Safe Float – what is it and how does it impact the risk analysis process?
Let’s just delve right in to this. In the model below we can see that there are three activities with finish to start relationships. The duration for each activity is 30 days. There is a 10 day gap between each activity (this is a feature of GPM based on planned dates) The float value is displayed beneath each activity with 54 for Activity (A).
This is a deterministic schedule showing that activity (C) will end on July 11. However in a risk assessment one would assign an optimistic, pessimistic, and most likely value to each of these three activities. For our purposes we will assign an optimistic value of 20 days and a pessimistic value of 40 days to each of the activities.
In order to determine the safe float envelope we need to apply the pessimistic duration to each activity. If we do this each activity will be 40 days long.
The remaining float in this case is 24 days for each activity. This means, our safe float would be 24 in total for the chain. We know that we cannot exceed the project completion date if we float this chain, in total 24 days or less.
This is true because in the simulation, each iteration has the potential to select the pessimistic date for every activity but even then we still have 24 days of float or “safe float”
If we are simultaneously floating activities in the simulation without regard to safe float, we would have the potential to push past the deterministic date, with our floating operation in conjunction with the pessimistic simulation.
Obviously we would never choose to float an activity if we thought it would push us past our projected project end date.

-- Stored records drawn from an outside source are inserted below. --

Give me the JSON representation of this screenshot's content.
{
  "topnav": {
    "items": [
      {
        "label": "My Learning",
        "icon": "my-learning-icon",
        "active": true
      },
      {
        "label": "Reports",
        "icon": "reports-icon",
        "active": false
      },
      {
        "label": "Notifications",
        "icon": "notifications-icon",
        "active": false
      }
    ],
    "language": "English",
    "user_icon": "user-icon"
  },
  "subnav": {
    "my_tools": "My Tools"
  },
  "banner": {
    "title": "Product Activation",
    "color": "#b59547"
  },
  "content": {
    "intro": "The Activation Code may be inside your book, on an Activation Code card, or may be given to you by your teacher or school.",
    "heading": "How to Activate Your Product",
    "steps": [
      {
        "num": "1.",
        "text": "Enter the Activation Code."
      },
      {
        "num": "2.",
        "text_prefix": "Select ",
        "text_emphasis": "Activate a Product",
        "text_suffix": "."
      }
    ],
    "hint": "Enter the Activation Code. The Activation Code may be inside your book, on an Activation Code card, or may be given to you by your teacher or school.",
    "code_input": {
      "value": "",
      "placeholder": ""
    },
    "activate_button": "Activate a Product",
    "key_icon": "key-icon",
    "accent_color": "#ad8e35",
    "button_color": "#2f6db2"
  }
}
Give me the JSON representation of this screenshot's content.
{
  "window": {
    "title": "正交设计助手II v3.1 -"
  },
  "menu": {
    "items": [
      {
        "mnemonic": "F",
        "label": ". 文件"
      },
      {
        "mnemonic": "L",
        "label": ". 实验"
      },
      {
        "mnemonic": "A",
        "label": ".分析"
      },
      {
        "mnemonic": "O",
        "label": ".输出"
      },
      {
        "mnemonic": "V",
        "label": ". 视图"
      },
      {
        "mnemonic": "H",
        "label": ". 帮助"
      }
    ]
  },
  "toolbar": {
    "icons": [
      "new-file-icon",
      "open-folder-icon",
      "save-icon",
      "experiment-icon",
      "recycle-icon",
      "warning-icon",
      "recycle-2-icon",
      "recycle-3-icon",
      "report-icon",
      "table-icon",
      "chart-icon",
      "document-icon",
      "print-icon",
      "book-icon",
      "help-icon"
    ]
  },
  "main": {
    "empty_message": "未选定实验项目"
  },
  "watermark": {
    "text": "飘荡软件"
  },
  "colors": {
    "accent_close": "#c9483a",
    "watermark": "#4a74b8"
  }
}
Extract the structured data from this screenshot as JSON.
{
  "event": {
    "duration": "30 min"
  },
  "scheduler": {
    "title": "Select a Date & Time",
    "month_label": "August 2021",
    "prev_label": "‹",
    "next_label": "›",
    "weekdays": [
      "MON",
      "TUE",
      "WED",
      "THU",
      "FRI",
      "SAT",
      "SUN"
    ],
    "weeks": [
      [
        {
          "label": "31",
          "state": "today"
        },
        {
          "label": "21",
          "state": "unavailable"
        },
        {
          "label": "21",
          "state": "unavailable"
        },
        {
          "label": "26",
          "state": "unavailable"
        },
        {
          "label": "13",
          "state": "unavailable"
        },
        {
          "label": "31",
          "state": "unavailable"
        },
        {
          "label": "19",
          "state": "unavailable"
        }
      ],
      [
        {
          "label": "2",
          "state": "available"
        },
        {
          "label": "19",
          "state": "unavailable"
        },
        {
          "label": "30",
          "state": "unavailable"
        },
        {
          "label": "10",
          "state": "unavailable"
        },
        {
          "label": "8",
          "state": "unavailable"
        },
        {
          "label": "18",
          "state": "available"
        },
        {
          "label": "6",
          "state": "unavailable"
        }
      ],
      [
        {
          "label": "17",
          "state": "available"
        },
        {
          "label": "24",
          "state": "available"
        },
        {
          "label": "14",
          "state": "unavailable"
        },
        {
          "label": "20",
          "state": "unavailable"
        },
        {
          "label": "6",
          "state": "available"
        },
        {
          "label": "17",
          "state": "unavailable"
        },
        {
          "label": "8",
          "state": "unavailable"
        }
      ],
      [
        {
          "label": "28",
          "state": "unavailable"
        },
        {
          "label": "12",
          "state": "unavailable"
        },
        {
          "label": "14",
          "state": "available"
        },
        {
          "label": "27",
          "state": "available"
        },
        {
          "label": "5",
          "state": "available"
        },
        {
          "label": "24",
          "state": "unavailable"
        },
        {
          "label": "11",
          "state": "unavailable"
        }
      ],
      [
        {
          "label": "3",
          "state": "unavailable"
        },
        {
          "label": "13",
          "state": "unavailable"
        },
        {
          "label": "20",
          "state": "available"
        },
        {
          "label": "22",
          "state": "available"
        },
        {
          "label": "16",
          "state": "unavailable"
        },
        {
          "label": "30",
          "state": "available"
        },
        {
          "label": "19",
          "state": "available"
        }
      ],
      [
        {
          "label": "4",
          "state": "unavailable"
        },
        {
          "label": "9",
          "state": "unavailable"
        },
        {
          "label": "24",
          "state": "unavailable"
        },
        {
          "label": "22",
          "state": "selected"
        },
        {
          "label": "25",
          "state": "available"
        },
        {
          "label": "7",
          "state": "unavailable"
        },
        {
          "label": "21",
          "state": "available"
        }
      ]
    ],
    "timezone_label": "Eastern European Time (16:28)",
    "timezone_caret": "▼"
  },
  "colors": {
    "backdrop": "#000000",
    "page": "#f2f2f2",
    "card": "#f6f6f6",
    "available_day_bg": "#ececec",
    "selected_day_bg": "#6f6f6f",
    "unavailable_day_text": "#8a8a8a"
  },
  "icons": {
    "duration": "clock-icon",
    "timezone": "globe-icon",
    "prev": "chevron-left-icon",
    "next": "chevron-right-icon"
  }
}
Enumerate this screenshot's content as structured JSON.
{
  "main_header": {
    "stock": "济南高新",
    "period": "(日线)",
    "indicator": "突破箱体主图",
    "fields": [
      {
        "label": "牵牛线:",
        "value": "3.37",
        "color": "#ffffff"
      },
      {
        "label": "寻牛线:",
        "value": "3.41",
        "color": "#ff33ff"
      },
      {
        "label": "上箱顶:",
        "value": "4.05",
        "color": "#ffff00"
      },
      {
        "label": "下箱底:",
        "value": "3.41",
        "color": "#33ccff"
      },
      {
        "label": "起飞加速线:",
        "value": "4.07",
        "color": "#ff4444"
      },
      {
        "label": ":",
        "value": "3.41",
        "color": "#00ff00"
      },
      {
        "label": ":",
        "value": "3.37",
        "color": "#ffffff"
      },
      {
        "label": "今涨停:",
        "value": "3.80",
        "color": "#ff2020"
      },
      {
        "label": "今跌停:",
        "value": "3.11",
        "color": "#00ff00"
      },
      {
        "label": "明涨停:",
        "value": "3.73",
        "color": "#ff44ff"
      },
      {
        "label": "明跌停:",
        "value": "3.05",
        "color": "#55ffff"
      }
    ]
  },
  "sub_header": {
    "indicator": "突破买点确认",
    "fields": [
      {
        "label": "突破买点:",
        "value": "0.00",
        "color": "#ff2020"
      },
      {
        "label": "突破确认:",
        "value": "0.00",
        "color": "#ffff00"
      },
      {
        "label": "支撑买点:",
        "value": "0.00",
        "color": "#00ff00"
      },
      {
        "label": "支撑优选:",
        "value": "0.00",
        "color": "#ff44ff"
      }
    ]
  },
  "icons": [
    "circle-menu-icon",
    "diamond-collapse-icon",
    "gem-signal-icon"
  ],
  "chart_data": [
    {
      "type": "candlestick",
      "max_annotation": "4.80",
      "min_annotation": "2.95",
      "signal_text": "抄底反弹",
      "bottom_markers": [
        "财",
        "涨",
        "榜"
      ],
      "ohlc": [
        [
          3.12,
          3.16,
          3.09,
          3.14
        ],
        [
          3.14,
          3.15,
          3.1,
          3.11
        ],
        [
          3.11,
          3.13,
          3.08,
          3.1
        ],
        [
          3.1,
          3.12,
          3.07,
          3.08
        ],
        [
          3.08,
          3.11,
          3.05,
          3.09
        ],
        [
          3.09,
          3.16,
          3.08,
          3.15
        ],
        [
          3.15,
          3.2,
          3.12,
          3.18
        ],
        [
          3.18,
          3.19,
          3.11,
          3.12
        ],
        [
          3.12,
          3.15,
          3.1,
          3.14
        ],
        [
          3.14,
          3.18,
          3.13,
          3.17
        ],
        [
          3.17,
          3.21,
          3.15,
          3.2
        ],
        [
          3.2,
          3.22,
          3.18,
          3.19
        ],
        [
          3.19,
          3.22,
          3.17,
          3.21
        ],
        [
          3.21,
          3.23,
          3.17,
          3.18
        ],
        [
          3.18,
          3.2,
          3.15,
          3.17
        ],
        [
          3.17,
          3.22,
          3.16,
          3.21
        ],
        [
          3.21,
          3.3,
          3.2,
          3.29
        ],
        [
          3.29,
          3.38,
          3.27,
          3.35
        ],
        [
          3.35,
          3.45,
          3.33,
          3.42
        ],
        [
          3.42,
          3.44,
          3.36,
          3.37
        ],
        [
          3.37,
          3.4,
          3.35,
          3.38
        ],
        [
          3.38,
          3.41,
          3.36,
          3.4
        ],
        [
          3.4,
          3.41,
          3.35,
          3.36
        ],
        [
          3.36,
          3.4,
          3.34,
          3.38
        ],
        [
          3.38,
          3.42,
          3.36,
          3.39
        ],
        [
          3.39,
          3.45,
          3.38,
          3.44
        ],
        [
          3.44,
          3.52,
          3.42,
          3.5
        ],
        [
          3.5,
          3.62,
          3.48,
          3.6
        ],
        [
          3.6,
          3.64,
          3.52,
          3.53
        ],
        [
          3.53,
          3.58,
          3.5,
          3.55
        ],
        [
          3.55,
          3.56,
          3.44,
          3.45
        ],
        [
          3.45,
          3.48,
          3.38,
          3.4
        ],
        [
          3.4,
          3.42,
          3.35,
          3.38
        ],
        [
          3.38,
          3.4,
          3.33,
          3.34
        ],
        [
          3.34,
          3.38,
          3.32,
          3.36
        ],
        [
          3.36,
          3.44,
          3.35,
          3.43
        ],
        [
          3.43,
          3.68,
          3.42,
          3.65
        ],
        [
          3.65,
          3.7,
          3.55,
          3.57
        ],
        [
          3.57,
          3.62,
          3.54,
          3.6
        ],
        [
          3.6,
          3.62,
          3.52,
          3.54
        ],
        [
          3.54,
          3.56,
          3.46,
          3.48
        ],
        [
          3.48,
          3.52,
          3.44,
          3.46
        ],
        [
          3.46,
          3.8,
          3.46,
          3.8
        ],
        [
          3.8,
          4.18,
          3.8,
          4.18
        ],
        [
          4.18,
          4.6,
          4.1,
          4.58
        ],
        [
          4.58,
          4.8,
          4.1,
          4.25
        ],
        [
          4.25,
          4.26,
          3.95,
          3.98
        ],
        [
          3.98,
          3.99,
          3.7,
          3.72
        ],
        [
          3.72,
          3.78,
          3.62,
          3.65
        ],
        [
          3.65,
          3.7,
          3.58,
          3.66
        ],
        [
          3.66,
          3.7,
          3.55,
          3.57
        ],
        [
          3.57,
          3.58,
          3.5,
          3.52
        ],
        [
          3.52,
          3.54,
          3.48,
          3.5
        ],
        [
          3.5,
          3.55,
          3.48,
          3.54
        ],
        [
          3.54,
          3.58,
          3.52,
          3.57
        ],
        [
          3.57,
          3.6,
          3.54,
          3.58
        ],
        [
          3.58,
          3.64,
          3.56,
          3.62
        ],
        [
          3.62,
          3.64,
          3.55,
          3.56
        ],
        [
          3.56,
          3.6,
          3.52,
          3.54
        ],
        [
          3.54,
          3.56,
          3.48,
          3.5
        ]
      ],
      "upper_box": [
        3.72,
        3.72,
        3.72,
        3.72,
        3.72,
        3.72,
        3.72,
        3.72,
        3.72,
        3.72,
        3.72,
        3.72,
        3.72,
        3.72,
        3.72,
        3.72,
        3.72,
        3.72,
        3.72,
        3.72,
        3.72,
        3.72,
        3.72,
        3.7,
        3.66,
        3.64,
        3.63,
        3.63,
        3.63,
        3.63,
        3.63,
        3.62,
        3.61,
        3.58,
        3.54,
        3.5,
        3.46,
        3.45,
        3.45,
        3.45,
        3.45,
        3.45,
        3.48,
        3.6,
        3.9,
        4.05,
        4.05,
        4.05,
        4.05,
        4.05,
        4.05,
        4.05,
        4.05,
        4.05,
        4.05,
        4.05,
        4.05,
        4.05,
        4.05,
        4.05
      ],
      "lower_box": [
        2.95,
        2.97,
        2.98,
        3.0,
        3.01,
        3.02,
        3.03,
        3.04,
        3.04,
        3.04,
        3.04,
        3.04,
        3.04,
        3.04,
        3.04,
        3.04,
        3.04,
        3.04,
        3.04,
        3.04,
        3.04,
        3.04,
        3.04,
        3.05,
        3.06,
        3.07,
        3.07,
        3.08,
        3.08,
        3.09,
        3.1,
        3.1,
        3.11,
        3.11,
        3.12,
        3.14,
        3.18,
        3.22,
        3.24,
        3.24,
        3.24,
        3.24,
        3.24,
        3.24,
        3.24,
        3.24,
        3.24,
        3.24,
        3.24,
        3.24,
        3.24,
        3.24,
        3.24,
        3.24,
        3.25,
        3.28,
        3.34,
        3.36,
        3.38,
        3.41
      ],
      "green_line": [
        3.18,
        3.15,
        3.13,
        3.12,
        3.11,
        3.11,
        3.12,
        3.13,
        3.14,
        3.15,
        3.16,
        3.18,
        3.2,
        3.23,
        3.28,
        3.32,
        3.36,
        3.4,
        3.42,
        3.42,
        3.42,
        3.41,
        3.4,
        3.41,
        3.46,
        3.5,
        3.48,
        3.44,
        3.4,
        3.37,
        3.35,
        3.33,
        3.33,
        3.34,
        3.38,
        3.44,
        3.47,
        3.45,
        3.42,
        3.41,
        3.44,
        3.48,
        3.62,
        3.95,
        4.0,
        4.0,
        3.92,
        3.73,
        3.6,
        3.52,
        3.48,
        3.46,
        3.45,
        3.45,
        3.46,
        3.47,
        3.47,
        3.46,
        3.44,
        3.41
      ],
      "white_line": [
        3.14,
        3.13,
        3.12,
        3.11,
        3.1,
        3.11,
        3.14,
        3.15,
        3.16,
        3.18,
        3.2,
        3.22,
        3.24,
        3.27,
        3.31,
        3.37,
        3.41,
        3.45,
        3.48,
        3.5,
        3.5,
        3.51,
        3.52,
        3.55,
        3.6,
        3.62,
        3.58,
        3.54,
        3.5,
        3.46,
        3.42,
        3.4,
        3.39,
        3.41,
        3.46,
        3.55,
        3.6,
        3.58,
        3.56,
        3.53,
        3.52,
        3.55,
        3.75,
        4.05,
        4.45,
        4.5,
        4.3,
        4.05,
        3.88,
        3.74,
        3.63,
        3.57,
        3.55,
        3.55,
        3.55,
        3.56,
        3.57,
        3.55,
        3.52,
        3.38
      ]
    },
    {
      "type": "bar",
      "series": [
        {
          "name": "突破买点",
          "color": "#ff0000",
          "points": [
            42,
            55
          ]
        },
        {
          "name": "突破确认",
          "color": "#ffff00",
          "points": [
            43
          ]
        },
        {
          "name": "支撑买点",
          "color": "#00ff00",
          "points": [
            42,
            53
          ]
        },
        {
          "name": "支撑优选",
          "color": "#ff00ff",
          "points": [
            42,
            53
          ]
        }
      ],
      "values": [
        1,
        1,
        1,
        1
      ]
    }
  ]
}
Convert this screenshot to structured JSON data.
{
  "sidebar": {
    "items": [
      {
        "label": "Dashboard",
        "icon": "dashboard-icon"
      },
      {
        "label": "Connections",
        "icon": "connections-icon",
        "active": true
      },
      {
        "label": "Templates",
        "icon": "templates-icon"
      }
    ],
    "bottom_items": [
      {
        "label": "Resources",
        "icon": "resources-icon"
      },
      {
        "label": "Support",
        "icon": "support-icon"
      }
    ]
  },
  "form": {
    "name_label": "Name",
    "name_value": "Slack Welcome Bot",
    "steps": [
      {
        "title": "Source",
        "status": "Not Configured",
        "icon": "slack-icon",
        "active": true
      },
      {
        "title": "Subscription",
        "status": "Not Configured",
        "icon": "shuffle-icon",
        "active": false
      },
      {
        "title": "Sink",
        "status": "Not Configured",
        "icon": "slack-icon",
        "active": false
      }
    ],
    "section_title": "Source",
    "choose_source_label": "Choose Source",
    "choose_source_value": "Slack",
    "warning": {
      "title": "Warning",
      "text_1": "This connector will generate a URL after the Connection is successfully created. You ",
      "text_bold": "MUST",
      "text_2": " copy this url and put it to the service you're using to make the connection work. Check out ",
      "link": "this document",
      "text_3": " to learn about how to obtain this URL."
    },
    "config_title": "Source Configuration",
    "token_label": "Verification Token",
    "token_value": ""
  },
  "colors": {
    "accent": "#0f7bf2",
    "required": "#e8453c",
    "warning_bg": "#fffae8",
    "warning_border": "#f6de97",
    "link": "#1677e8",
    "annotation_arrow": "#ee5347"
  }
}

In order to be SAFE we need to limit our floating of activities within the safe float envelope.